Skip to Main Content
Don't have an account? Create Account
x
Don't have an account? Create Account

On the Hill: Legislative Sprint, Dual-Eligibles RFI

As congressional lawmakers work on a permanent solution to fund the federal government in fiscal year (FY) 2023, essential hospitals are pushing for a robust, end-of-year package not only to fund the government but to achieve key policy objectives before the end of the 117th Congress.

The government currently is operating under a continuing resolution through Dec. 16, with no agreement yet on top-line numbers for FY 2023. Any funding package will need bipartisan agreement and at least 10 Republican votes in the Senate.

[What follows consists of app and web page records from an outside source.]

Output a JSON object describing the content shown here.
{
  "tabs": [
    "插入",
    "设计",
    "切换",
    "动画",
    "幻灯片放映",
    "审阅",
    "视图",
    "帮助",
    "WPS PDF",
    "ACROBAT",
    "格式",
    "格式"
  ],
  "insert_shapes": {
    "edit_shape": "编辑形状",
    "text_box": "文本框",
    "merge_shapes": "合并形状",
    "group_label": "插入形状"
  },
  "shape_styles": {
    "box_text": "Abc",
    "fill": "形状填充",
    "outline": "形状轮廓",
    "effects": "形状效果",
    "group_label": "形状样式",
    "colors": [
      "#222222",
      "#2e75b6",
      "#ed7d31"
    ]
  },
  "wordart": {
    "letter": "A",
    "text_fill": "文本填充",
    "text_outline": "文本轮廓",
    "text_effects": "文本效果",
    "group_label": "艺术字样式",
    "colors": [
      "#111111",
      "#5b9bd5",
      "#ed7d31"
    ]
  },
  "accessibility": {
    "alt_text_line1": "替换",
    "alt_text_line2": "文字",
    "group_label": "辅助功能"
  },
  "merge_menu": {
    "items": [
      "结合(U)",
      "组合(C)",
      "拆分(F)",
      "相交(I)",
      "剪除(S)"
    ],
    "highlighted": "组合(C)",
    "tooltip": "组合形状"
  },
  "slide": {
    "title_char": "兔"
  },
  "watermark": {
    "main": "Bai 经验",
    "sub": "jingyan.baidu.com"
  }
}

Also awaiting action is the FY 2022 National Defense Authorization Act (NDAA), another must-pass bill whose status is opaque. The annual NDAA establishes new Department of Defense policies and programs and reauthorizes programs set to expire. Without timely passage, significant issues could arise with defense funding, including military personnel benefits and pay.

Senators Release RFI on Dual-Eligibles

On Nov. 22, Sens. Bill Cassidy (R-La.), Tim Scott (R-S.C.), Tom Carper (D-Del.), Bob Menendez (D-N.J.), John Cornyn (R-Texas), and Mark Warner (D-Va.) released a request for information (RFI) on ways to improve coverage for people dually eligible for Medicare and Medicaid.

In the RFI, lawmakers highlight that reforms for dually eligible patients should be informed by core principles, including those regarding the diversity of their needs, the range of states’ capabilities to support their care, and financial incentives to drive health system behaviors on outcomes and efficiency.

The senators have invited stakeholders to respond to 11 questions on data collection and policy recommendations to improve care and care coordination for dually eligible individuals. Responses should be submitted to dualeligibles@cassidy.senate.gov by Jan. 13, 2023.

This Week in Congress

On Tuesday, the Senate passed the Respect for Marriage Act (H.R. 8404) by a 61-36 margin, with 12 Republicans joining Democrats to vote for  it. The legislation, which is expected to pass the House and win President Joe Biden’s signature, would repeal the 1996 Defense of Marriage Act and codify federal protections for same-sex and interracial couples.

On Wednesday, Nov. 30, the Children and Families Subcommittee  of the Senate Committee on Health, Education, Labor, and Pensions will hold a hearing titled, “Caring for Our Kids: Supporting Mental Health in the Transition from High School to College.”

Join the Federal Action Network Today!

Stay connected to the latest from Washington. Join our Federal Action Network — free for members — and gain exclusive access to advocacy expertise and updates.

Share

About the Author

Margaret French is the manager of legislative affairs at America's Essential Hospitals.

Previous Next
Close
Test Caption
Test Description goes like this